The time-energy uncertainty allows particles to borrow energy from nature as long as they restore this energy quickly enough. This allows them to overcome barriers which require more kinetic energy than they actually have. This so-called tunnel effect is what makes nuclear fusion in the sun possible, creating the heat and light which are vital for us. Without Heisenberg’s uncertainty principle we probably wouldn’t exist.
We also find the time-energy uncertainty in spectroscopy. It is well-known that electrons in atoms and molecules have a ground state with minimum energy and excited states with higher levels of energy. These energy levels correspond with the previously mentioned orbitals. When moving from one state to another the energy difference is absorbed or radiated as photons with characteristic wavelengths. In spectroscopy this is used to identify atoms or molecules (Figure 4) or to determine their concentrations. The spectral lines of these transitions are broadened by disturbances such as the thermal movement of atoms and molecules. However, even if we could remove all disturbances the spectral lines would not be completely sharp. As a result of the time-energy uncertainty the spectral lines show the natural line width. If the energy difference was exactly defined, the corresponding transition time would be infinitely large and therefore there would be no transitions between the states.

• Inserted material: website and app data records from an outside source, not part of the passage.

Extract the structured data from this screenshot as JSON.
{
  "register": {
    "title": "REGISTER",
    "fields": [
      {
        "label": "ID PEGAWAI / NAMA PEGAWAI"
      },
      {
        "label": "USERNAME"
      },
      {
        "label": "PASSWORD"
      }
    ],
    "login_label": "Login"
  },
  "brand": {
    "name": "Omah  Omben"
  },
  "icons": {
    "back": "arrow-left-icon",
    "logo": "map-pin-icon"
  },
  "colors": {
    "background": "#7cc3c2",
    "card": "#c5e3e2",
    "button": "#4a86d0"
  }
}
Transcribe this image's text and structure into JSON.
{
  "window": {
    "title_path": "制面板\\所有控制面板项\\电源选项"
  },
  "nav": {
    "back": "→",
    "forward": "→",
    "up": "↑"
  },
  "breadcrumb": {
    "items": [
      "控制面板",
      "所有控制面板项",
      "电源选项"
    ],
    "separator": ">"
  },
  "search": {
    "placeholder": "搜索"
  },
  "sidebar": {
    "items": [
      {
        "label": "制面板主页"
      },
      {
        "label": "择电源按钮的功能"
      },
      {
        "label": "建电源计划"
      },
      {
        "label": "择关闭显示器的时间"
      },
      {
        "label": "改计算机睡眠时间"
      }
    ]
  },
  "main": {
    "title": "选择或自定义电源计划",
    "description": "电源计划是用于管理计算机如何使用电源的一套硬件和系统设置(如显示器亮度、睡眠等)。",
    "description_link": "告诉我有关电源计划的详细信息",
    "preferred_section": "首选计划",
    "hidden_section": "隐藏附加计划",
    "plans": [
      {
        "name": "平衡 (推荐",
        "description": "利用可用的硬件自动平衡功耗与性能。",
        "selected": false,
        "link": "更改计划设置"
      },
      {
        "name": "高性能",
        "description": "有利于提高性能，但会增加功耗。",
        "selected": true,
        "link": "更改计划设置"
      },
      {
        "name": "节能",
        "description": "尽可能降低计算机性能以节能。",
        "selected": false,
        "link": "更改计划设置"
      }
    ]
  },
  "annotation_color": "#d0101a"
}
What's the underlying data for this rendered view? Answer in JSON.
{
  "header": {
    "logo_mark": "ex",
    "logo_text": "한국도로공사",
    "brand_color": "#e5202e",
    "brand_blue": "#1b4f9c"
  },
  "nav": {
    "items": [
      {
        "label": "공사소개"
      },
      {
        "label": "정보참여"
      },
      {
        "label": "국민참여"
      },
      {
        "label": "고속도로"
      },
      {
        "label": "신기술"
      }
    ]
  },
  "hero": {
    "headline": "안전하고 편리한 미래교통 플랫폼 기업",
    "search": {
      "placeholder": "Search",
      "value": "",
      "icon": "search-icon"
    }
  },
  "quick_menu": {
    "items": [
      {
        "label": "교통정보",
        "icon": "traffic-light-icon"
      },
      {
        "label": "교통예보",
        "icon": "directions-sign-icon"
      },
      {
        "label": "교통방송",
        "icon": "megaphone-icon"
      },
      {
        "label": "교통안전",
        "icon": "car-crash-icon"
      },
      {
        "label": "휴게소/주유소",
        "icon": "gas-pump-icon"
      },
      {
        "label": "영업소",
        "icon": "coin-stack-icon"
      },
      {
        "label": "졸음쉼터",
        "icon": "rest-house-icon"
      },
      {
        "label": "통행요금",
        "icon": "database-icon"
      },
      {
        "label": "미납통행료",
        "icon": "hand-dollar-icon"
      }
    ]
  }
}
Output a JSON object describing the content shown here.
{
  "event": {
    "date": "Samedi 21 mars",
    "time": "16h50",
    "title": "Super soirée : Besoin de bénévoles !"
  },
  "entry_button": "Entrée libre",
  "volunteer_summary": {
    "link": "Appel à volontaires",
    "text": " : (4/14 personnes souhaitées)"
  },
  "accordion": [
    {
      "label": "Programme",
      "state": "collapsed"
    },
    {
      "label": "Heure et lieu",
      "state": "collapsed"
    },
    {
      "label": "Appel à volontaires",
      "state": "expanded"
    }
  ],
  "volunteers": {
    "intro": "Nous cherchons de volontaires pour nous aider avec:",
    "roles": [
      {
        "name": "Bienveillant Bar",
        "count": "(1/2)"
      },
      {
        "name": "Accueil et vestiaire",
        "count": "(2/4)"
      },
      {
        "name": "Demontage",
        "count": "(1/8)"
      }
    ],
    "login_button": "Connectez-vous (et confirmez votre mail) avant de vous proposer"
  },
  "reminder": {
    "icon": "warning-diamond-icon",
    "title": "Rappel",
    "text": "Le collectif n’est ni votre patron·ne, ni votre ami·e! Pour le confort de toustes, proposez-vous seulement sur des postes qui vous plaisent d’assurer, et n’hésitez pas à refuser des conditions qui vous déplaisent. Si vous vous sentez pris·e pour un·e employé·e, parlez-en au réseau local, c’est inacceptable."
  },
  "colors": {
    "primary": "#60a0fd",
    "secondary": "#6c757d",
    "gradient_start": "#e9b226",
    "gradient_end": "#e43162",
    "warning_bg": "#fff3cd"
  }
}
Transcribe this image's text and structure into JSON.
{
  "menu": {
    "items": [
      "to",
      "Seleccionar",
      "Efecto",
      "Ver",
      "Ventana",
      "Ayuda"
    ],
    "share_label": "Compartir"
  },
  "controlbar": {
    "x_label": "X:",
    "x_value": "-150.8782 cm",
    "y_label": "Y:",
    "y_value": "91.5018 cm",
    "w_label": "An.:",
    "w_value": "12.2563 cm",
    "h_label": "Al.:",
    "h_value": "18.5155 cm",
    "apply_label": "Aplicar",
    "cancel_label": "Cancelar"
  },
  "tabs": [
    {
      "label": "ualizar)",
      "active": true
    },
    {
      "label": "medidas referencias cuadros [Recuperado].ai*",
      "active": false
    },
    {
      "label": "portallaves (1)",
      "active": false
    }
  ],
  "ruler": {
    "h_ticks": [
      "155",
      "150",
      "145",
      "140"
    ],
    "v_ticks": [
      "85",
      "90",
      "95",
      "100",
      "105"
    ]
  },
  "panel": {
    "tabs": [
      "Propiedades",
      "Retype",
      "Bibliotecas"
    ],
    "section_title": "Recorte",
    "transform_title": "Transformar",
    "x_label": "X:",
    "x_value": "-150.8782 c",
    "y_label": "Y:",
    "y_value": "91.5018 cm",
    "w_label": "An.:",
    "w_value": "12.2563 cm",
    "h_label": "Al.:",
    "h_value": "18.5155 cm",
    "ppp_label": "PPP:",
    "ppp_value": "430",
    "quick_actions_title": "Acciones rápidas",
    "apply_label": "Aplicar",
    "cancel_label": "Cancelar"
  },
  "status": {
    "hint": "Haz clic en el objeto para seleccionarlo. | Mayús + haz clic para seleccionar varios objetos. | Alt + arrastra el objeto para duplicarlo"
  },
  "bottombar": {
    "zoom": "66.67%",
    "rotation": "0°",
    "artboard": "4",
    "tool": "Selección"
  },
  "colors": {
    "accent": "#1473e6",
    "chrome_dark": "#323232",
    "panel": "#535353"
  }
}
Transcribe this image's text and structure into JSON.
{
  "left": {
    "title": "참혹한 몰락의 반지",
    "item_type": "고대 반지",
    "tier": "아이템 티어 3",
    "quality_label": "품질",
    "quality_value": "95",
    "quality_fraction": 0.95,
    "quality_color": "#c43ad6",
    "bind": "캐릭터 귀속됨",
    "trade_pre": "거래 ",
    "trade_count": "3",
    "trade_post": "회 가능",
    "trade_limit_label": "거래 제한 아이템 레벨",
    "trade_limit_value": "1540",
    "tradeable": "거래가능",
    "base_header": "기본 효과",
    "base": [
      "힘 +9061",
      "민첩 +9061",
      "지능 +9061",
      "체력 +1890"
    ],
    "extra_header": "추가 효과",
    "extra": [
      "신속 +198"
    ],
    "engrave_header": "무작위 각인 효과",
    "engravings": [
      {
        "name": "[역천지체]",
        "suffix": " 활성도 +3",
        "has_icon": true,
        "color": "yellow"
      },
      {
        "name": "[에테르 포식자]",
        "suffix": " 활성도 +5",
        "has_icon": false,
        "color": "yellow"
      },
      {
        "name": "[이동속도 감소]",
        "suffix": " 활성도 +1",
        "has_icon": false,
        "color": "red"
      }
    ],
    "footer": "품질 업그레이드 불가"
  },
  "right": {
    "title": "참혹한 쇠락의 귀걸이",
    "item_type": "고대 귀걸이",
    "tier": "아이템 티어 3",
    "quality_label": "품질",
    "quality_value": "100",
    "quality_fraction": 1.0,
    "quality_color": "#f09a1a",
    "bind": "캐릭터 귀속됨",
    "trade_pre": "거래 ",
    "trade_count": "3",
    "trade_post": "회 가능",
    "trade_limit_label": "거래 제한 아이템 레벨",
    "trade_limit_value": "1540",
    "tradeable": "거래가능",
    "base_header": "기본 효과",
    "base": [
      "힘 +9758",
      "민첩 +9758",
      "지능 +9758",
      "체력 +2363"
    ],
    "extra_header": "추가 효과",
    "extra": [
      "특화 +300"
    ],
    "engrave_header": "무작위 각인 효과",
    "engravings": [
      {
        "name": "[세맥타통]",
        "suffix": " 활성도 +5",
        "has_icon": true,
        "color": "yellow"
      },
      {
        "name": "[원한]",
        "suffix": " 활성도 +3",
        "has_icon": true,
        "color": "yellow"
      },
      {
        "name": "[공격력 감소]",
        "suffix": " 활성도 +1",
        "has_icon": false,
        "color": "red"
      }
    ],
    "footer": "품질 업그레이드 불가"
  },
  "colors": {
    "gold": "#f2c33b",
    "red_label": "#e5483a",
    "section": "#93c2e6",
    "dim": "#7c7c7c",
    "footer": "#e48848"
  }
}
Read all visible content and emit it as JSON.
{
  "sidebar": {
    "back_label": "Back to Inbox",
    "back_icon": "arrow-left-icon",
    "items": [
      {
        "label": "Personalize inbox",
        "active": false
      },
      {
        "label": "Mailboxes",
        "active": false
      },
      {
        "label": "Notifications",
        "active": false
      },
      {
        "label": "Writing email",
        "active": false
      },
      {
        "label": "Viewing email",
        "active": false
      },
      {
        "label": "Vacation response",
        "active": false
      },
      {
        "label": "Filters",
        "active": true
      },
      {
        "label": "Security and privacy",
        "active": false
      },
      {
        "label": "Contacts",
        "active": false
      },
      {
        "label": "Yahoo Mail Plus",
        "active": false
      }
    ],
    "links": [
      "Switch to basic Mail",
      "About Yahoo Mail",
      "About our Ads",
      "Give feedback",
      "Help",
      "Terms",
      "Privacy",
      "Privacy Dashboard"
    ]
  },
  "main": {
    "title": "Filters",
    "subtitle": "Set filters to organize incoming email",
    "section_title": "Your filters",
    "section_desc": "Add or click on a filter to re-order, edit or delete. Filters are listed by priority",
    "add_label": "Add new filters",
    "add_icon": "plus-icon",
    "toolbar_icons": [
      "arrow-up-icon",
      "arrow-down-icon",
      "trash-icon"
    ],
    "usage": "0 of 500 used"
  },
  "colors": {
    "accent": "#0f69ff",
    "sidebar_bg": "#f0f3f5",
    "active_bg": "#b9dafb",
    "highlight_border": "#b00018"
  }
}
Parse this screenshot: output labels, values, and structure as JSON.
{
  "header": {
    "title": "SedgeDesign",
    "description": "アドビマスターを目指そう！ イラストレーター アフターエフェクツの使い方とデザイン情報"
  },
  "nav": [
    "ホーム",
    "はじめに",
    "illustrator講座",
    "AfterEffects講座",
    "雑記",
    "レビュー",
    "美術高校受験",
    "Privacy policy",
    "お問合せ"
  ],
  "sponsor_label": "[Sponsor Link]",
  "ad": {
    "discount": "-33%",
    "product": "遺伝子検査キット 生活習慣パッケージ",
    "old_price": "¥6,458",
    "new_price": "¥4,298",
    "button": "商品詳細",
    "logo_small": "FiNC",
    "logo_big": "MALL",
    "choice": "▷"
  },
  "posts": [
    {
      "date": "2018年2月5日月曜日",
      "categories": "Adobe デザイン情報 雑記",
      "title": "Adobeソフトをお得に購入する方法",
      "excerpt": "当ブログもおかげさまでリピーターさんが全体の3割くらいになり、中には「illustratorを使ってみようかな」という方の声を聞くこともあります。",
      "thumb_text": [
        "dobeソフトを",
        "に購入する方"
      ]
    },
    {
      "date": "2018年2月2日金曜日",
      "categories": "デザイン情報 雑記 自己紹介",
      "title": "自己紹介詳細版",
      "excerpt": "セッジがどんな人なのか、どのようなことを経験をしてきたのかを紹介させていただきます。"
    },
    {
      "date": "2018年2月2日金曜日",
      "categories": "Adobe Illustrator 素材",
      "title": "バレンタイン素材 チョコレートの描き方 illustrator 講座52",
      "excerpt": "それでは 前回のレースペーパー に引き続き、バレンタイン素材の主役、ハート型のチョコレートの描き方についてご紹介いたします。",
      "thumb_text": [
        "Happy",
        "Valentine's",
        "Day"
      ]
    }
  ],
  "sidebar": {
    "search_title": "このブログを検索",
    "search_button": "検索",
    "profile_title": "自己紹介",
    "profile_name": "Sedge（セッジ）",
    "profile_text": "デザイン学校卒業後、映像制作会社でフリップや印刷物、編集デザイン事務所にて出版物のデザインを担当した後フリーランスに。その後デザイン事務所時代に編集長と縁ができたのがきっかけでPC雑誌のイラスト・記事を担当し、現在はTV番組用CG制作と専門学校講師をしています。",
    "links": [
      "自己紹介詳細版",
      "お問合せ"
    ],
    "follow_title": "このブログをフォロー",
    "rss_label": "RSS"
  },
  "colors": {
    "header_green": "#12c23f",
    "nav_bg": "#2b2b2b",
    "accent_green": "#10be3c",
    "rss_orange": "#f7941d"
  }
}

Although Heisenberg’s uncertainty principle seems far removed from our reality, the consequences affect many – if not all – parts of our lives. That it’s possible to master its effects is demonstrated by products from Anton Paar. With Alcolyzer™, an alcohol meter using infrared spectroscopy, the spectral properties of beverages are resolved on the nanometer scale in order to determine the alcohol content highly accurately. The new SAXSpoint™ uses X-rays to investigate the dimensions of the outer and inner structures of materials on the nanometer scale. In both cases the dispersion of the photons resulting from the uncertainty principle helps to exactly determine the properties of samples. The uncertainty principle therefore allows us to gain a sharp picture of nature.